Antisocial personality disorder is one of a larger category of personality disorders. Each personality disorder is different and is treated differently. It is important to speak to a doctor right away if you notice symptoms of a personality disorder in yourself or your child.

3% of men and 1% of women in the U.S. have antisocial personality disorder. This condition often leads to serious criminal behavior. People with this disorder may seem charming and attractive but can lack empathy and regard for the law or other people. Individuals with antisocial personality disorder may use their abilities to manipulate others. 

Symptoms

Antisocial personality disorder is a condition that requires consistent treatment and attention from medical professionals. Contact your physician and ask for an evaluation if you see any symptoms in yourself or your child, including:

  • Physical cruelty to people or animals
  • Consistent manipulative or exploitative behavior toward others
  • A lack of conscience or remorse for actions that negatively affect others
  • A disregard or contempt for authority or authority figures including the police
  • A repeated pattern of lawbreaking with no regard for the consequences
  • Frequent outbursts of violence, anger, or aggression
  • A pattern of deceptive or lying behavior to their own benefit 
  • Substance abuse problems
  • Disregard for their own, or others’, safety
  • Frequently using flattery, wit, and charm to gain advantage for themselves
  • Trouble forming attachments or maintaining relationships 

Causes

The exact cause of antisocial personality disorder is unknown. Several contributing factors can lead to an increased risk of developing this condition. Some of those risk factors include:

  • Abuse, neglect, or mistreatment in childhood
  • A parent with alcoholism or another substance use disorder
  • A parent with antisocial personality disorder or another personality disorder
  • Childhood exposure to violence and criminal dealings as an acceptable way of life
  • Traumatic events early in life, or exposure to trauma such as war
  • Environmental factors, including exposure to lead paint in childhood

Treatment

Antisocial personality disorder can be treated with a combination of therapy, medication, and support. Your doctor and therapist can help you come up with a treatment plan that works well to keep symptoms of antisocial personality disorder under control.

Medication: Antidepressants, antipsychotics, anti-anxiety medications, and other types of medication are often used to treat this disorder. Your care team can help you find the medications and dosages that are right for you. Find a doctor or therapist at Sheppard Pratt.

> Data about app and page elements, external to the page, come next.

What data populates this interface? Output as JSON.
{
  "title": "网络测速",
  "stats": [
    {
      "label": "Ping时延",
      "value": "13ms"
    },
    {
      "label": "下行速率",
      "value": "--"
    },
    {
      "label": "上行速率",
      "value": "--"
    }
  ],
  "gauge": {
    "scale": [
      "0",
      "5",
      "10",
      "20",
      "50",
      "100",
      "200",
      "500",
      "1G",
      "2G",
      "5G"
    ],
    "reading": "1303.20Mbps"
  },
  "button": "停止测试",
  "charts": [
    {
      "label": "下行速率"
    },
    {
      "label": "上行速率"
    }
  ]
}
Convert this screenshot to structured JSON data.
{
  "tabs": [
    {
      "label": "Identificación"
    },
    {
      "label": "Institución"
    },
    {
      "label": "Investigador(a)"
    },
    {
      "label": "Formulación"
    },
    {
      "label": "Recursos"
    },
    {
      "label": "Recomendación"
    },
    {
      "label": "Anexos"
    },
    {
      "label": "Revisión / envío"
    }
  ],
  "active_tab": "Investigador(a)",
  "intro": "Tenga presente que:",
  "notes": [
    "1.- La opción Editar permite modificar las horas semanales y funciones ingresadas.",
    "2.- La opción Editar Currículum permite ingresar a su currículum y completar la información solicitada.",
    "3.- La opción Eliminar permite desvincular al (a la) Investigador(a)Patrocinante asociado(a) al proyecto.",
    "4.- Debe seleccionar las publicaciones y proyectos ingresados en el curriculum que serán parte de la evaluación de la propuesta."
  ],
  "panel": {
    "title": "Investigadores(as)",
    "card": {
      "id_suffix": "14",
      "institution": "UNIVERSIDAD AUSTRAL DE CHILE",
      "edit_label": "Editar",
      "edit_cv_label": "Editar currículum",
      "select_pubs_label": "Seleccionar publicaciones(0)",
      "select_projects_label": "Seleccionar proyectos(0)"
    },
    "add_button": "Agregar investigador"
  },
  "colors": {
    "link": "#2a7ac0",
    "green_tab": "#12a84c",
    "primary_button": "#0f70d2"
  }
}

Therapy: Many kinds of therapy can help you and your family overcome the hurdles of antisocial personality disorder. Learn more about your options for residential therapy at The Retreat at Sheppard Pratt or outpatient therapy.

Education: Learning more about antisocial personality disorder can help you and your loved ones recognize triggers and signs and know when to get help. See our resource library to learn more.

Support: Finding the right support network is a crucial step toward recovery. Sheppard Pratt offers many kinds of support groups that can help. Find your support group today.